The minimal model program in algebraic geometry is a conjectural sequence of algebraic surgery operations that simplifies any algebraic variety to a point where it can be decomposed into pieces with negative, zero, and positive curvature, in a similar vein as the geometrization program in topology decomposes a threemanifold into pieces with a standard geometry. The last few years have seen dramatic advances in the minimal model program for higher dimensional algebraic varieties, with the proof of the existence of minimal models under appropriate conditions, and the prospect within a few years of having a complete generalization of the minimal model program and the classification of varieties in all dimensions, comparable to the known results for surfaces and 3folds. This edited collection of chapters, authored by leading experts, provides a complete and selfcontained construction of 3fold and 4fold flips, and ndimensional flips assuming minimal models in dimension n1. A large part of the text is an elaboration of the work of Shokurov, and a complete and pedagogical proof of the existence of 3fold flips is presented. The book contains a selfcontained treatment of many topics that could only be found, with difficulty, in the specialized literature. The text includes a tenpage glossary.

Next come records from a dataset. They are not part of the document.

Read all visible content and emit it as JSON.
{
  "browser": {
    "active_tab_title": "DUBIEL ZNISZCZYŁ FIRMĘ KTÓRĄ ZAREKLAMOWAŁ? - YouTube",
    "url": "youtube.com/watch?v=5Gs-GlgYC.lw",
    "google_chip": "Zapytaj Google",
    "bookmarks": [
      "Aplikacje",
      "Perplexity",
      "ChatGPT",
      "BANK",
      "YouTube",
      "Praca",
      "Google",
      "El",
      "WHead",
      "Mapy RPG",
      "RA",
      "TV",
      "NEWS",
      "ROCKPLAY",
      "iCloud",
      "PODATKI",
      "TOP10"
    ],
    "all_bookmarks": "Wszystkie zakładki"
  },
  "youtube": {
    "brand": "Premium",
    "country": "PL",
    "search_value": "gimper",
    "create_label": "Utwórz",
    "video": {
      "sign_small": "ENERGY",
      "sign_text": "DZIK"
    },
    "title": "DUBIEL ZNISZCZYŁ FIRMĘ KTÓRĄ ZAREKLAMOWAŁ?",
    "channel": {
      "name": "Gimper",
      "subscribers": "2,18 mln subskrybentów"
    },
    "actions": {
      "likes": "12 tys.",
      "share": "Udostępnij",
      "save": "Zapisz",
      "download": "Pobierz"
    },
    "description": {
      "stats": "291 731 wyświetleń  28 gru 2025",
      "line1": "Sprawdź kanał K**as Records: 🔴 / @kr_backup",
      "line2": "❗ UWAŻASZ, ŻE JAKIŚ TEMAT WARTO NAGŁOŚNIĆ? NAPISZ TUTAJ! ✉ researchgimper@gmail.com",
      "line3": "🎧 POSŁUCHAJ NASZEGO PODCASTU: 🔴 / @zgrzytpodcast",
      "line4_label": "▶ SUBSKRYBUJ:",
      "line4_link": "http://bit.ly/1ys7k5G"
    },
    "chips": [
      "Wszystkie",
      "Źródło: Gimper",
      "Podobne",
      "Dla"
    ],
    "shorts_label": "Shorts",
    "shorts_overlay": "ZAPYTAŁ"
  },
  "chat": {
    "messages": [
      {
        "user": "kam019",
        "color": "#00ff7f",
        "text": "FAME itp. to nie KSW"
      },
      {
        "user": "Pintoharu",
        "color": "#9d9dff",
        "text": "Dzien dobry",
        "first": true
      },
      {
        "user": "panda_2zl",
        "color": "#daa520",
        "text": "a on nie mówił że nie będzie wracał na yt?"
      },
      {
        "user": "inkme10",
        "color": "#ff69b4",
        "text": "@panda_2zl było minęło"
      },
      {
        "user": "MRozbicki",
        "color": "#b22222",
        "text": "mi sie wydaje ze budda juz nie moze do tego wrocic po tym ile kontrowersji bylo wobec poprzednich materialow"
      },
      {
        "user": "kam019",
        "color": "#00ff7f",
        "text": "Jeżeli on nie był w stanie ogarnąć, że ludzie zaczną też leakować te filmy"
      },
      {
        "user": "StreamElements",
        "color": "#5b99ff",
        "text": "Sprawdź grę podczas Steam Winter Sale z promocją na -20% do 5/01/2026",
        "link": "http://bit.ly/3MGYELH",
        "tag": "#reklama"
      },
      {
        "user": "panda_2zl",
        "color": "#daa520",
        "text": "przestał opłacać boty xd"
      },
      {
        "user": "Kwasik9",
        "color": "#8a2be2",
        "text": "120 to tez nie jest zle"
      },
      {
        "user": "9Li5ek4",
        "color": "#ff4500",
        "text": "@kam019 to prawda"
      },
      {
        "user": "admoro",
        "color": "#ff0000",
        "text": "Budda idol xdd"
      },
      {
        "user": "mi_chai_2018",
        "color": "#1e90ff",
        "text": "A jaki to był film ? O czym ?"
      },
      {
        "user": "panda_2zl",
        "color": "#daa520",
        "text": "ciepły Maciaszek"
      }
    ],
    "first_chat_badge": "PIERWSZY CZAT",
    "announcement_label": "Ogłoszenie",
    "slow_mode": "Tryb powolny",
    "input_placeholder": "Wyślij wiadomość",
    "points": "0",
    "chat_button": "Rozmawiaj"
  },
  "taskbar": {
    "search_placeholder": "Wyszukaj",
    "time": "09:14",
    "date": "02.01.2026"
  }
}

Geometric group theory is the study of the interplay between groups and the spaces they act on, and has its roots in the works of Henri Poincaré, Felix Klein, J.H.C. Whitehead, and Max Dehn. This book brings together leading experts who provide oneonone instruction on key topics in this exciting and relatively new field of mathematics. It's like having office hours with your most trusted math professors. An essential primer for undergraduates making the leap to graduate work, the book begins with free groups—actions of free groups on trees, algorithmic questions about free groups, the pingpong lemma, and automorphisms of free groups. It goes on to cover several largescale geometric invariants of groups, including quasiisometry groups, Dehn functions, Gromov hyperbolicity, and asymptotic dimension. It also delves into important examples of groups, such as Coxeter groups, Thompson's groups, rightangled Artin groups, lamplighter groups, mapping class groups, and braid groups. The tone is conversational throughout, and the instruction is driven by examples. It features numerous exercises and indepth projects designed to engage readers and provide jumpingoff points for research projects.